- Opening Delimiter -

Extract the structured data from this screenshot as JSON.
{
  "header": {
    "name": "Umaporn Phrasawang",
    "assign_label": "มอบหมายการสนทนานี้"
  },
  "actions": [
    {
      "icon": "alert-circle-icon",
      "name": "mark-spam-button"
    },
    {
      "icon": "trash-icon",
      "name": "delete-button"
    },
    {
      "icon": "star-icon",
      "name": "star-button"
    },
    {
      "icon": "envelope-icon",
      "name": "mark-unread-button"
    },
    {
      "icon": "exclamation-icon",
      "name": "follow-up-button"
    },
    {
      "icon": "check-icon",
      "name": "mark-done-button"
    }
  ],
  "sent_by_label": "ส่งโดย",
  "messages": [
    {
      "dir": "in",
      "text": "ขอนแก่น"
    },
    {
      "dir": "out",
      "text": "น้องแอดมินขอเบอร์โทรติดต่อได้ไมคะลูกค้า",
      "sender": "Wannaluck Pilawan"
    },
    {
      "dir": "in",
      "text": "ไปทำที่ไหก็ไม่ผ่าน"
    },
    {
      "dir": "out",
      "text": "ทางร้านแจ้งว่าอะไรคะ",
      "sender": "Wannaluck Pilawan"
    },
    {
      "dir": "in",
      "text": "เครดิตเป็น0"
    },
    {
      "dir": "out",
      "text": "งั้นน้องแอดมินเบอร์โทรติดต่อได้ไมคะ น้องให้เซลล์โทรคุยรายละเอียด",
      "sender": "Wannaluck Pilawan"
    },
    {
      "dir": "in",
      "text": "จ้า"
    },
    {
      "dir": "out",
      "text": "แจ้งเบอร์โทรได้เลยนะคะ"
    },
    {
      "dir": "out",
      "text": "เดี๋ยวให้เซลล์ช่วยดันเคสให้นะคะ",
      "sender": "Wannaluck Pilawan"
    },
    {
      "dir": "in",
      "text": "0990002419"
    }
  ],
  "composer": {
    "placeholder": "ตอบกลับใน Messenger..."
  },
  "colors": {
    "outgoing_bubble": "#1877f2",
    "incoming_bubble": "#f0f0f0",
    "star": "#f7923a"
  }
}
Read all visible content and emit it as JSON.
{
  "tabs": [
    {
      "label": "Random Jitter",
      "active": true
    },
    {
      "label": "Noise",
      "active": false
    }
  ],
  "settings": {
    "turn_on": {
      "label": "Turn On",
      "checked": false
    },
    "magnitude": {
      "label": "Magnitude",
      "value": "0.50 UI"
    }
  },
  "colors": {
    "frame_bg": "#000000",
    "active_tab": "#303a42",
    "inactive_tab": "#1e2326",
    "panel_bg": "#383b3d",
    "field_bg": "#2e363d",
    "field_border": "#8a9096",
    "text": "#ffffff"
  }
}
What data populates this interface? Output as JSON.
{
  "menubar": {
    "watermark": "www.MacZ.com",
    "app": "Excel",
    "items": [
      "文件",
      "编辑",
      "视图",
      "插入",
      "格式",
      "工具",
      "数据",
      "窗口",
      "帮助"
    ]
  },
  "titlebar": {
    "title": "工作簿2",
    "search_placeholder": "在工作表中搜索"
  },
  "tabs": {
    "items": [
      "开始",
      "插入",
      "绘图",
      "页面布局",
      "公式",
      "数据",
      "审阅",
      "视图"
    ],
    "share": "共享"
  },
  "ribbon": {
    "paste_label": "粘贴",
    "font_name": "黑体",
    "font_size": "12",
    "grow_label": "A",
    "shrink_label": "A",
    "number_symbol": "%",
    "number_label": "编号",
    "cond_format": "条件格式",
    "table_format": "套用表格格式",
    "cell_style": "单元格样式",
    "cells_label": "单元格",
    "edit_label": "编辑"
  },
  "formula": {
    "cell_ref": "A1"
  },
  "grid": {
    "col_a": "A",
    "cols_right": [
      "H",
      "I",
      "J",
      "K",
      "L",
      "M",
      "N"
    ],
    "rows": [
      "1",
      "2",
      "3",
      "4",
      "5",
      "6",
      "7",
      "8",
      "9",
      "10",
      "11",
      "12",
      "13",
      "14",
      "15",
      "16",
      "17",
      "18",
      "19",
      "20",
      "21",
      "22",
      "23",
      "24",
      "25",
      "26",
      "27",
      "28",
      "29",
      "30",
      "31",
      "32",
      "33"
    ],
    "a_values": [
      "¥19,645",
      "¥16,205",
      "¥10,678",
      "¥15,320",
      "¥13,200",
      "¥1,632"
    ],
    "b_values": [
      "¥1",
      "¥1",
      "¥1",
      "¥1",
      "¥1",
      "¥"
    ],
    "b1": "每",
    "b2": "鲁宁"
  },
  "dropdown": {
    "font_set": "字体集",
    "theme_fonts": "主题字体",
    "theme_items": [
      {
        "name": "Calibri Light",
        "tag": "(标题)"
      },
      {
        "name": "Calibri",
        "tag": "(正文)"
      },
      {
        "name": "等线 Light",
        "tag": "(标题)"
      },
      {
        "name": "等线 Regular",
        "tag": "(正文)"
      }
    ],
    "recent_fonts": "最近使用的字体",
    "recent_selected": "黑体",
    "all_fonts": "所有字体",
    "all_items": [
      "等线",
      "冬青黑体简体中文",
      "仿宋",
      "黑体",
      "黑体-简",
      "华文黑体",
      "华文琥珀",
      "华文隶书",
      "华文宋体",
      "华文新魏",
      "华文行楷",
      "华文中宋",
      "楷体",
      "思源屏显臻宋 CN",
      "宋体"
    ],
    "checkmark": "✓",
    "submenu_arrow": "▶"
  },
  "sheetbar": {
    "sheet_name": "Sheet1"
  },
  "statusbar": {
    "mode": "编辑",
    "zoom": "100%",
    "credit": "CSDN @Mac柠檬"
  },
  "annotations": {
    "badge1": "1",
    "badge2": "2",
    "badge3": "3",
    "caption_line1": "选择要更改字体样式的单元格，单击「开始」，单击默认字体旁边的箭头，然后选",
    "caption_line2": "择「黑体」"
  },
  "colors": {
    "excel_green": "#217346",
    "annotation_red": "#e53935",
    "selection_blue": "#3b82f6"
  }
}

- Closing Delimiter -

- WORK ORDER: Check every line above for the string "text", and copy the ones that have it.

- WRITTEN RESPONSE:
      "text": "ขอนแก่น"
      "text": "น้องแอดมินขอเบอร์โทรติดต่อได้ไมคะลูกค้า",
      "text": "ไปทำที่ไหก็ไม่ผ่าน"
      "text": "ทางร้านแจ้งว่าอะไรคะ",
      "text": "เครดิตเป็น0"
      "text": "งั้นน้องแอดมินเบอร์โทรติดต่อได้ไมคะ น้องให้เซลล์โทรคุยรายละเอียด",
      "text": "จ้า"
      "text": "แจ้งเบอร์โทรได้เลยนะคะ"
      "text": "เดี๋ยวให้เซลล์ช่วยดันเคสให้นะคะ",
      "text": "0990002419"
    "text": "#ffffff"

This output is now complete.